The most recent Ulster survey of PhD graduates found that 92% had secured employment within the first year since graduation (HESA Destination of Leavers Survey 2015), and while two thirds end up in the Higher Education or Research sectors, the range of skills acquired equips the remainder for employment in a wide range of contexts.


Fees and funding

Tuition fees

Details of tuition fees can be found under the fees schedule for the academic year of entry.

To work out for which fees you would be eligible and to find out more information about potential sources of funding, please view the Fees and Funding pages on the Doctoral College website.


Apply

We are delighted that you are considering Ulster University for your research studies.

Get full details on the application process and further guidance on how to apply, and what you will need to upload as part of your application.

Once you have identified supervisors, discussed a research proposal and are ready to make an application, please apply using the online application system.

Ulster University welcomes applications from all sections of the community and from persons with disabilities. It is University policy to assess all applications using academic criteria and on the basis of equality of opportunity and you should be assured that reasonable adjustments will be made should you require them.


Reviews
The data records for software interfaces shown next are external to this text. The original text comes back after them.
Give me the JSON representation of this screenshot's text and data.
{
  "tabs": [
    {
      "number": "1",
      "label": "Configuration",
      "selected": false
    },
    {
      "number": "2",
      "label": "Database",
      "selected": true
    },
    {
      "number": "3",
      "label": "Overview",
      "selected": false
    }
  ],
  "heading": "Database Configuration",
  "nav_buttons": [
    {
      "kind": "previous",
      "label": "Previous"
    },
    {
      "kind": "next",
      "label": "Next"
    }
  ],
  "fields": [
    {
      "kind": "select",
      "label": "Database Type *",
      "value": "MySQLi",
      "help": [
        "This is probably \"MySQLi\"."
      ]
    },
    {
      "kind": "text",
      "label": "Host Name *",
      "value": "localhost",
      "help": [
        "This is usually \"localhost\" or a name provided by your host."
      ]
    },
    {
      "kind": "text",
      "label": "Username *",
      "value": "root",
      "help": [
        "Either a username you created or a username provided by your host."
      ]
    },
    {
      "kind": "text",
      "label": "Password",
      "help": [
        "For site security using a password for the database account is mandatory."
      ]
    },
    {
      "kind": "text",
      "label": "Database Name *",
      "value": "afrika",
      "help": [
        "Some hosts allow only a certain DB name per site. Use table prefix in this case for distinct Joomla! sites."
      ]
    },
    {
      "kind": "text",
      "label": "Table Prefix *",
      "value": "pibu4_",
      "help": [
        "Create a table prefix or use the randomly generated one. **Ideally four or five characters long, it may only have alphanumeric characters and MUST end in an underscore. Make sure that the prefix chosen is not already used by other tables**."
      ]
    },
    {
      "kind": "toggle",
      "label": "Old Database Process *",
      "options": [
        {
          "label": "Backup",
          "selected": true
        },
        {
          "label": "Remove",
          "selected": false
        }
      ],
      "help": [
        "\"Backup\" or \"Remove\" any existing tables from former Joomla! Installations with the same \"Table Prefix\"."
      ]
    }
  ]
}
Profile picture of Jodie Shevlin

Having completed both my undergraduate degree in History with Psychology and a Masters in Research at Ulster University, I was delighted when I was accepted to undertake my PhD at Ulster. My supervisors, Dr Andrew Sneddon and Dr Kyle Hughes, faculty and library staff, and the Doctoral College have been fantastic throughout my PhD journey. My time at Ulster has been thoroughly enjoyable.Now that I’m PhinisheD, if I could speak to myself at the start of my PhD, the advice I would give myself would be, ‘just keep going!’ Finally, a shout out to the fambam, I couldn’t have got through this without their encouragement.

Jodie Shevlin - PhD in History


Profile picture of Janet McGrory

After years working in accounts, returning to education to study Irish history was a dream of mine. I completed both my degree and masters at Ulster University, Magee campus. I thoroughly enjoyed my time at Magee, a lovely campus, with classmates who became lifelong friends. The content of both courses was so interesting and delivered by exceptional lecturers. Even before I began my degree I had a goal in mind to complete a PhD. The idea for my research came from the module Early Modern Ireland with Dr. Billy Kelly who then also supervised my master’s thesis. I worked on the Ulster Plantation and its impact on Inishowen. As I am from Inishowen working on its history was important to me. For my PhD I expanded my research and looked at Inishowen and Ireland throughout the Sixteenth century and into the mid-seventeenth century. I found this area of Irish history so fascinating and very much revelled in analysing how Inishowen changed during this time. I found the PhD journey at

Janet McGrory - PhD in History